= Task description =
How many lines in the records below contain the word "Política"? State that number and nothing more.

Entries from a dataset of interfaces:
━━━

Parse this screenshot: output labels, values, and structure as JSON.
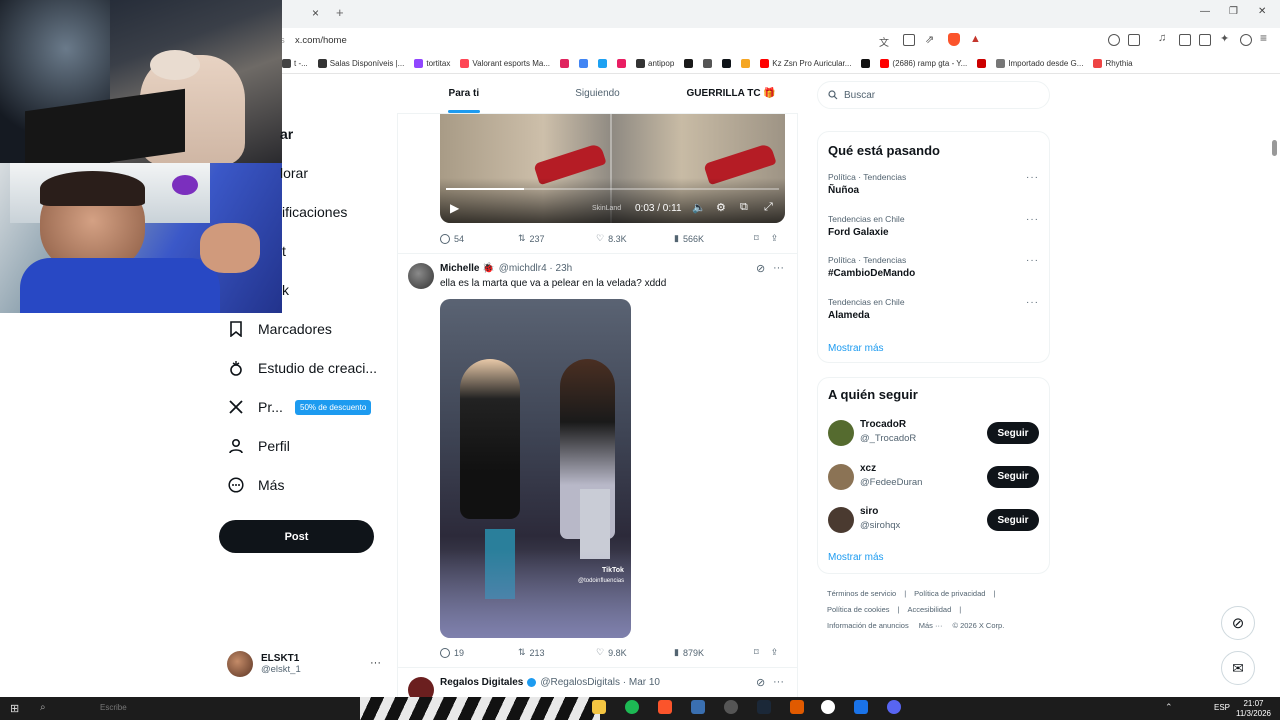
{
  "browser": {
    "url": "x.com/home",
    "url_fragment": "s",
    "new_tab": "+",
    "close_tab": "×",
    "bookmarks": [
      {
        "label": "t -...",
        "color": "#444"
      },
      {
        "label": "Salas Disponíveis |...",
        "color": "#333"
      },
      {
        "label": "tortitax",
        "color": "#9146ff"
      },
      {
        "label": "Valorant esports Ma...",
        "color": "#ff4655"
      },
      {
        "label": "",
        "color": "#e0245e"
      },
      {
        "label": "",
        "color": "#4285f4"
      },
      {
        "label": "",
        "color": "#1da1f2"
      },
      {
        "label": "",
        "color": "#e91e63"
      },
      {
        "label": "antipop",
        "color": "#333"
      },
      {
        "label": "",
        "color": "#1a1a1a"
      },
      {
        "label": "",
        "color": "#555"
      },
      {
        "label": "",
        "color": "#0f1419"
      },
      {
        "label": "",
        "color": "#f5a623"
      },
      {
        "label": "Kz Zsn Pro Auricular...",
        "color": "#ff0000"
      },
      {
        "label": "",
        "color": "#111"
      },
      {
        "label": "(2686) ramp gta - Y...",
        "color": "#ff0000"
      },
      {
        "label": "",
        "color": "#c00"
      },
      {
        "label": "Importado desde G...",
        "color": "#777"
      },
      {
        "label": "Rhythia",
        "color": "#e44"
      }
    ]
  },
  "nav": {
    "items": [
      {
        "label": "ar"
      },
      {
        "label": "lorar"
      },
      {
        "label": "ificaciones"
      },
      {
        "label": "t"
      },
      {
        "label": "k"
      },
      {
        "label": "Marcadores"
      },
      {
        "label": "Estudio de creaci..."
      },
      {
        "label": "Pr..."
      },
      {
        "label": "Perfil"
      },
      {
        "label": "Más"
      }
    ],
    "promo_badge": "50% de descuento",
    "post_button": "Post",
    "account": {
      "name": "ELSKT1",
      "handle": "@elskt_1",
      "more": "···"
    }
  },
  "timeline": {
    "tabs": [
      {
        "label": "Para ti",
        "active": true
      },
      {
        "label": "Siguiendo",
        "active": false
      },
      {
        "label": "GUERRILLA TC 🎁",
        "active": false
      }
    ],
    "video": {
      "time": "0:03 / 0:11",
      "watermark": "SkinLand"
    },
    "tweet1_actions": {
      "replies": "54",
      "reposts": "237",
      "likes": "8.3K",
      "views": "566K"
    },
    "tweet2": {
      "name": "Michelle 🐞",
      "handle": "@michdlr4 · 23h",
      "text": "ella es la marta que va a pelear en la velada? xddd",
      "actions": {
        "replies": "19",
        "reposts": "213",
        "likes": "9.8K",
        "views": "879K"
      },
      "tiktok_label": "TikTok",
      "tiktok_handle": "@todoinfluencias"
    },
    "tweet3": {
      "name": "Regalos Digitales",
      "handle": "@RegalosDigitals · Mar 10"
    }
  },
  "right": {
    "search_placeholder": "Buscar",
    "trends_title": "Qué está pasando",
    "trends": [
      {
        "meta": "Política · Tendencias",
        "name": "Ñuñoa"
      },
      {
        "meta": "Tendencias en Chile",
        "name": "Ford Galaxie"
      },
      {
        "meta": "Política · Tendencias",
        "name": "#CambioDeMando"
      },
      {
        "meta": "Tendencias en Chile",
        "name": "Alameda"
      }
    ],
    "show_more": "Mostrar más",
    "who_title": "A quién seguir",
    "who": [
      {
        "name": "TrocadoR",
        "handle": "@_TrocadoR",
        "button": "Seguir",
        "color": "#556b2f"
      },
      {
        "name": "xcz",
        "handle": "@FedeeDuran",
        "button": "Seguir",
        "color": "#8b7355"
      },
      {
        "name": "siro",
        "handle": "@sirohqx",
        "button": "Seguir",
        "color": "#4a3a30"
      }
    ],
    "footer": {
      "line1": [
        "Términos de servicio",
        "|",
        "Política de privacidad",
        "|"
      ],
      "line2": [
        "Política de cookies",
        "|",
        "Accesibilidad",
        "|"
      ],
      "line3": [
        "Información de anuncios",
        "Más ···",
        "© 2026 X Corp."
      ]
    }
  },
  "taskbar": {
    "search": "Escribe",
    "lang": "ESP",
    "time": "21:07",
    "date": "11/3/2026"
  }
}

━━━

= Exercise output =
4